Stevens-Johnson syndrome (SJS) is a potentially dangerous disorder involving skin and mucous membranes. In most situations, SJS is a reaction to a medication. It usually begins with mild flu-like symptoms such as fever, fatigue, sore throat or mouth and burning eyes but quickly morphs into something more serious. A purple or red rash on the skin can appear up to three days after the initial symptoms present. Another indication of SJS is blisters that form on the skin and mucous membranes around the nose, mouth and genitals. Please seek immediate medical attention if these symptoms arise, as Stevens-Johnson syndrome can be treated if caught in time.
If untreated, Stevens-Johnson syndrome can turn into Toxic Epidermal Necrolysis (TEN). While just 10% of the skin is affected with SJS, TEN is a life-threatening condition where more than 30% of the skin has blisters and red or purple rash. Hospitalization is required with TEN for healing and pain control.
What Medications Cause Stevens-Johnson Syndrome?
SJS and TEN are significant skin reactions most commonly triggered by medication. Often these medications are specialized drugs that treat specific disorders. One example is allopurinol (also known as Aloprim, Lopurin and Zyloprim), which treats gout – a form of arthritis – and kidney stones. In a Stevens-Johnson syndrome study conducted at Vancouver General Hospital between 2001 and 2011, 64 patients were evaluated to identify which medications had triggered their SJS and/or TEN. Allopurinol was the common medication in 75% of those cases.
Several antibiotics used to treat infection also place people at risk of developing Stevens-Johnson syndrome. These include drugs like sulfasalazine and nevirapine, which treat HIV infection. Seizure medications such as carbamazepine, phenytoin and lamotrigine can also trigger the disorders. And because certain seizure medications are sometimes used to treat bipolar disorder, those patients are also at risk.
Cases of SJS and TEN have also been reported by people taking over-the-counter non-steroidal anti-inflammatory drugs (NSAIDs) like acetaminophen for fever and pain relief. Always be aware of the potential side effects of any medication, not just Stevens-Johnson syndrome. Experts believe that the immediate risk of developing SJS is highest during the first two months of taking these medications. However, it’s important to watch for symptoms for the duration of use or even after you stop using the Stevens-Johnson syndrome-linked medications.
Stevens-Johnson Syndrome Legal Options

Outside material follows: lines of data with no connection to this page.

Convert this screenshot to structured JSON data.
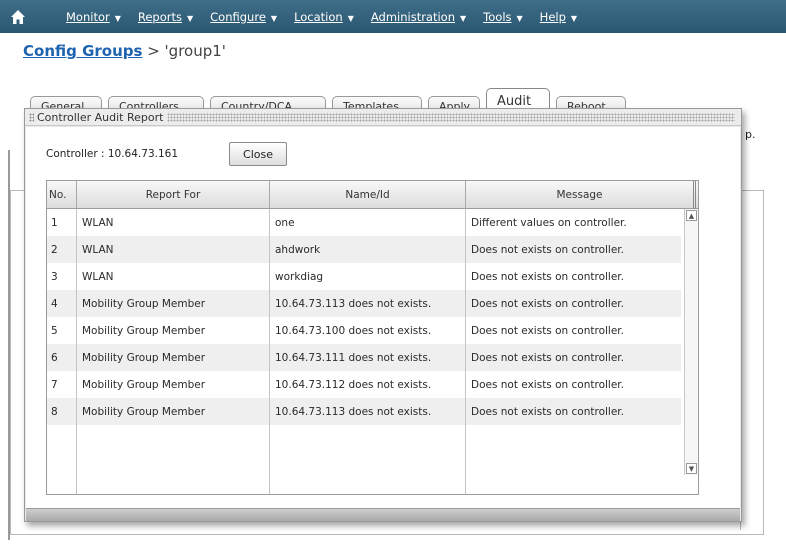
{
  "nav": {
    "menu": [
      {
        "label": "Monitor"
      },
      {
        "label": "Reports"
      },
      {
        "label": "Configure"
      },
      {
        "label": "Location"
      },
      {
        "label": "Administration"
      },
      {
        "label": "Tools"
      },
      {
        "label": "Help"
      }
    ]
  },
  "breadcrumb": {
    "link": "Config Groups",
    "separator": " > ",
    "current": "'group1'"
  },
  "tabs": [
    {
      "label": "General"
    },
    {
      "label": "Controllers"
    },
    {
      "label": "Country/DCA"
    },
    {
      "label": "Templates"
    },
    {
      "label": "Apply"
    },
    {
      "label": "Audit"
    },
    {
      "label": "Reboot"
    }
  ],
  "background": {
    "side_text": "p."
  },
  "dialog": {
    "title": "Controller Audit Report",
    "controller_label": "Controller : 10.64.73.161",
    "close_label": "Close",
    "columns": [
      "No.",
      "Report For",
      "Name/Id",
      "Message"
    ],
    "rows": [
      {
        "no": "1",
        "report_for": "WLAN",
        "name_id": "one",
        "message": "Different values on controller."
      },
      {
        "no": "2",
        "report_for": "WLAN",
        "name_id": "ahdwork",
        "message": "Does not exists on controller."
      },
      {
        "no": "3",
        "report_for": "WLAN",
        "name_id": "workdiag",
        "message": "Does not exists on controller."
      },
      {
        "no": "4",
        "report_for": "Mobility Group Member",
        "name_id": "10.64.73.113 does not exists.",
        "message": "Does not exists on controller."
      },
      {
        "no": "5",
        "report_for": "Mobility Group Member",
        "name_id": "10.64.73.100 does not exists.",
        "message": "Does not exists on controller."
      },
      {
        "no": "6",
        "report_for": "Mobility Group Member",
        "name_id": "10.64.73.111 does not exists.",
        "message": "Does not exists on controller."
      },
      {
        "no": "7",
        "report_for": "Mobility Group Member",
        "name_id": "10.64.73.112 does not exists.",
        "message": "Does not exists on controller."
      },
      {
        "no": "8",
        "report_for": "Mobility Group Member",
        "name_id": "10.64.73.113 does not exists.",
        "message": "Does not exists on controller."
      }
    ]
  },
  "colors": {
    "nav_bg": "#2a5670",
    "link": "#1e63b0",
    "row_alt": "#efefef"
  }
}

Drug manufacturers play an important role in treating disorders and diseases, but they do not always act in the best interest of consumers. Each medication with a risk of Stevens-Johnson syndrome, TEN or any other adverse health effect should contain an obvious warning label. Healthcare providers and pharmacists should also talk to their patients about the potential SJS risks or other side effects of prescribed medications. If they fail to do so and are negligent in prescribing a medication that leads to Stevens-Johnson syndrome, patients could file a medical malpractice lawsuit. Lawsuits can also be filed against the drug manufacturers for failing to apply Stevens-Johnson syndrome warnings to their products.
What To Do If You Experience Stevens-Johnson Syndrome Symptoms
If you or someone you know is experiencing symptoms consistent with SJS and TEN, seek immediate medical attention. Recovery from SJS and TEN can be overwhelming and expensive for patients and their families. If you suspect that SJS or TEN resulted from the negligence of a physician, pharmacist or manufacturer, consider consulting a knowledgeable Stevens-Johnson syndrome attorney who can help you fight for compensation and assist you in emotional and financial recovery. You may be eligible for damages, including medical bills, lost wages, pain and suffering, and more. Taking a prescribed medication for a health problem should not mean putting yourself further at risk, but it can if those risks are not conveyed to patients who are sadly often overlooked.